- **The input**:
↓↓↓

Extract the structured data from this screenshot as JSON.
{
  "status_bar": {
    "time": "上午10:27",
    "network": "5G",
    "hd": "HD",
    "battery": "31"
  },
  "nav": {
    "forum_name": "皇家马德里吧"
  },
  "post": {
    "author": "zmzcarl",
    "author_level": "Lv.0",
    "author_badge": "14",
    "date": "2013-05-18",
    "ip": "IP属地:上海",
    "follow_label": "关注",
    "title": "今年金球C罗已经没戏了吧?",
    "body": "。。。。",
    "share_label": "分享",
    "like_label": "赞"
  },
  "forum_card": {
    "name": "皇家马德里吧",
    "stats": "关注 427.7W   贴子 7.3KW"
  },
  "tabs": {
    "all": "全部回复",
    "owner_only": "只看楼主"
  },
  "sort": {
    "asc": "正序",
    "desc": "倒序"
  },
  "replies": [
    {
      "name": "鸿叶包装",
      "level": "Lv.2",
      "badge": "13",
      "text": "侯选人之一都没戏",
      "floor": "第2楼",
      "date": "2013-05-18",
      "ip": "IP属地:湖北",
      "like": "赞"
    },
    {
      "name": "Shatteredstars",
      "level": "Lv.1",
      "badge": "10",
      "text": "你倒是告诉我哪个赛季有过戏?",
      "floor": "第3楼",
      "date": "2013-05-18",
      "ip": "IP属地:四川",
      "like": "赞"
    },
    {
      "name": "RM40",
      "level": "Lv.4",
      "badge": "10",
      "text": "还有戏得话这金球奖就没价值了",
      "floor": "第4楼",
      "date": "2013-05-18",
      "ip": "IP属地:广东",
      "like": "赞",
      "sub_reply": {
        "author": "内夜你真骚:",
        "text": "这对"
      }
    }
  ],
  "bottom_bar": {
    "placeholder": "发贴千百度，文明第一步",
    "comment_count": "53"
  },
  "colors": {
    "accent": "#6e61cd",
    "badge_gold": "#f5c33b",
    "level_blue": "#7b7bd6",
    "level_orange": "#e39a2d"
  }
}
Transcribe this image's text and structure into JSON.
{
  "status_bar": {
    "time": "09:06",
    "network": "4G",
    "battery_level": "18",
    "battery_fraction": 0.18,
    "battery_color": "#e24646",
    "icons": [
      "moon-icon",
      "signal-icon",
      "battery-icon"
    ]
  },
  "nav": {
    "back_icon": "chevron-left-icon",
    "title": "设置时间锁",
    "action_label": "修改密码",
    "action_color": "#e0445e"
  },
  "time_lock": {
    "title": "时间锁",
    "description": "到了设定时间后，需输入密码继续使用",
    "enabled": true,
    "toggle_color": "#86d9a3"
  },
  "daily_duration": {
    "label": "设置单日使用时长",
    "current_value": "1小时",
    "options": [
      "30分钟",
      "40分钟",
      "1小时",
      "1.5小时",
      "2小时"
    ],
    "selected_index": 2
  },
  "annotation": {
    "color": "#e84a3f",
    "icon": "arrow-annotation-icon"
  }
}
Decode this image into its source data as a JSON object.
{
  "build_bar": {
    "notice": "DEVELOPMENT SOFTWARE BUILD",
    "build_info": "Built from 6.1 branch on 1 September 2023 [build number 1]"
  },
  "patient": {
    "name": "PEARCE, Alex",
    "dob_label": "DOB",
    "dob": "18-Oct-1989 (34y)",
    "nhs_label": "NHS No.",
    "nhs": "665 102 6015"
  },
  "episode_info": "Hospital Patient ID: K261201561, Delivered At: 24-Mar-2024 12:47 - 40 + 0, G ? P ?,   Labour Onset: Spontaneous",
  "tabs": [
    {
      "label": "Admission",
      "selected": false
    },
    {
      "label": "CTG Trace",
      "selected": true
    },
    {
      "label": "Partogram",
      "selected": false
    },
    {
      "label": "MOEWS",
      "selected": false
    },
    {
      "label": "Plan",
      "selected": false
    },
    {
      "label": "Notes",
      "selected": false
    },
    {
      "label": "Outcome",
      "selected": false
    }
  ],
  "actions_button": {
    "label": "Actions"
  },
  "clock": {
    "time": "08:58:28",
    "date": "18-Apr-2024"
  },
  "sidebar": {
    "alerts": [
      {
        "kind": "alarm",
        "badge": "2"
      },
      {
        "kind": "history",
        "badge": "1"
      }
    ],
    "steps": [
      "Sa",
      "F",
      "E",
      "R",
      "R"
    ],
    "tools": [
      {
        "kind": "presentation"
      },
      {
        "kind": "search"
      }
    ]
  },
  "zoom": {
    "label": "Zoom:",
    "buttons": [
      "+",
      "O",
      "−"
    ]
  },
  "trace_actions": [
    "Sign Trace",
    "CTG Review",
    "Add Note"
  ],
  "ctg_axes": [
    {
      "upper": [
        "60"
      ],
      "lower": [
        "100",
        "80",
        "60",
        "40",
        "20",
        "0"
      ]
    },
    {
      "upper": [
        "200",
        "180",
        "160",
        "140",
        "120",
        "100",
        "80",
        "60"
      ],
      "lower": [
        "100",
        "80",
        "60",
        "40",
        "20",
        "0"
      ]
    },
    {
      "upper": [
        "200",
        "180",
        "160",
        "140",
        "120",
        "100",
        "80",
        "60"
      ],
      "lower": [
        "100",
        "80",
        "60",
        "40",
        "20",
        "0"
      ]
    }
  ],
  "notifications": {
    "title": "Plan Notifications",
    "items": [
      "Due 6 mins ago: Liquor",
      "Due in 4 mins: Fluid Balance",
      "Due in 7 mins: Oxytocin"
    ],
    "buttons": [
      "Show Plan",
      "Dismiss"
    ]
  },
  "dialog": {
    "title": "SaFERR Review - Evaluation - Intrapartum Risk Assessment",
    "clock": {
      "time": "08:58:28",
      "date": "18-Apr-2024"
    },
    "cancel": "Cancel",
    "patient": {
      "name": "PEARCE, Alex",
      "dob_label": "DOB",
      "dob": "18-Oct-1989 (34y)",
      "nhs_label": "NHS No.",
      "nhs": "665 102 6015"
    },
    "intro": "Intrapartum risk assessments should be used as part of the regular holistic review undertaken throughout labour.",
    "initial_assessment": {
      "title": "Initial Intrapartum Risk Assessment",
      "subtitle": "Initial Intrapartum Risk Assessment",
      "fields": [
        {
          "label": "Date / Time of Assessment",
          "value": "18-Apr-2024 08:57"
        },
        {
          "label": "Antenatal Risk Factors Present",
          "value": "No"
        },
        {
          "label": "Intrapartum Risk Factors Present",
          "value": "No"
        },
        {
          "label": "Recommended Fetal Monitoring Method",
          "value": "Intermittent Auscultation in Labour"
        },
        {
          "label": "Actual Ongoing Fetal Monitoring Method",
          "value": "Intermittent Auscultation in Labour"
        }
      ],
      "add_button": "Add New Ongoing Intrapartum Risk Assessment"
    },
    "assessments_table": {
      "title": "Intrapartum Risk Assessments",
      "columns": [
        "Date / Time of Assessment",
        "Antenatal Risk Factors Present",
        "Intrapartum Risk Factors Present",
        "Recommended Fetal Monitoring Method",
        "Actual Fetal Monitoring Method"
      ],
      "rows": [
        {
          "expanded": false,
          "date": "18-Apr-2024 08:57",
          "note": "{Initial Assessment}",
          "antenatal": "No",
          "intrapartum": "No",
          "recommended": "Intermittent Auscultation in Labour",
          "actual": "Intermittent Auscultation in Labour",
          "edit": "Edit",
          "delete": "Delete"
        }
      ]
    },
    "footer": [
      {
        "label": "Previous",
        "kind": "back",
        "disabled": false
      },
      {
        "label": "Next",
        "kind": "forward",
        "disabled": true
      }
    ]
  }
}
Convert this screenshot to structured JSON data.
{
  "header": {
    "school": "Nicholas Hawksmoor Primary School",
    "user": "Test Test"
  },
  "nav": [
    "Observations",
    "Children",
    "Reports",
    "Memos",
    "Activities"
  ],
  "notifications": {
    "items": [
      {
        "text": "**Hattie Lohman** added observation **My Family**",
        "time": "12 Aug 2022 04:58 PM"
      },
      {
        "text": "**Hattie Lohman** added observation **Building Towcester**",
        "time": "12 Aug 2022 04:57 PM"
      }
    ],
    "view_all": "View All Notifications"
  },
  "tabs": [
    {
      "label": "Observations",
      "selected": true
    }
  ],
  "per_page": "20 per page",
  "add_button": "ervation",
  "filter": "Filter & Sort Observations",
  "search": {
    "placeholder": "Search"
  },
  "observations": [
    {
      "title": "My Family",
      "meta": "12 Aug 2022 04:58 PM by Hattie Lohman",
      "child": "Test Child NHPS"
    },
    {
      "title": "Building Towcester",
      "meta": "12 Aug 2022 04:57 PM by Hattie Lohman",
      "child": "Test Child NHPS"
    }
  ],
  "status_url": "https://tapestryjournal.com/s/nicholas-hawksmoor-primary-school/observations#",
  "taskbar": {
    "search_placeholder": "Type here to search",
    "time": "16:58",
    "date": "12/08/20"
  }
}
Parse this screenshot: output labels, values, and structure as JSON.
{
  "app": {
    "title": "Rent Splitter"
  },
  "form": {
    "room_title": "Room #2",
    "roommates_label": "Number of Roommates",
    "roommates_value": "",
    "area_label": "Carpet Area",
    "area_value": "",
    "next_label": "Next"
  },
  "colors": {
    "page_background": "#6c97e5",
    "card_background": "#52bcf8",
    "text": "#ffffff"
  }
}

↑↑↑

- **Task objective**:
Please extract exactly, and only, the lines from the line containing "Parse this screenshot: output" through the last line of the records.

- **Exercise answer**:
Parse this screenshot: output labels, values, and structure as JSON.
{
  "app": {
    "title": "Rent Splitter"
  },
  "form": {
    "room_title": "Room #2",
    "roommates_label": "Number of Roommates",
    "roommates_value": "",
    "area_label": "Carpet Area",
    "area_value": "",
    "next_label": "Next"
  },
  "colors": {
    "page_background": "#6c97e5",
    "card_background": "#52bcf8",
    "text": "#ffffff"
  }
}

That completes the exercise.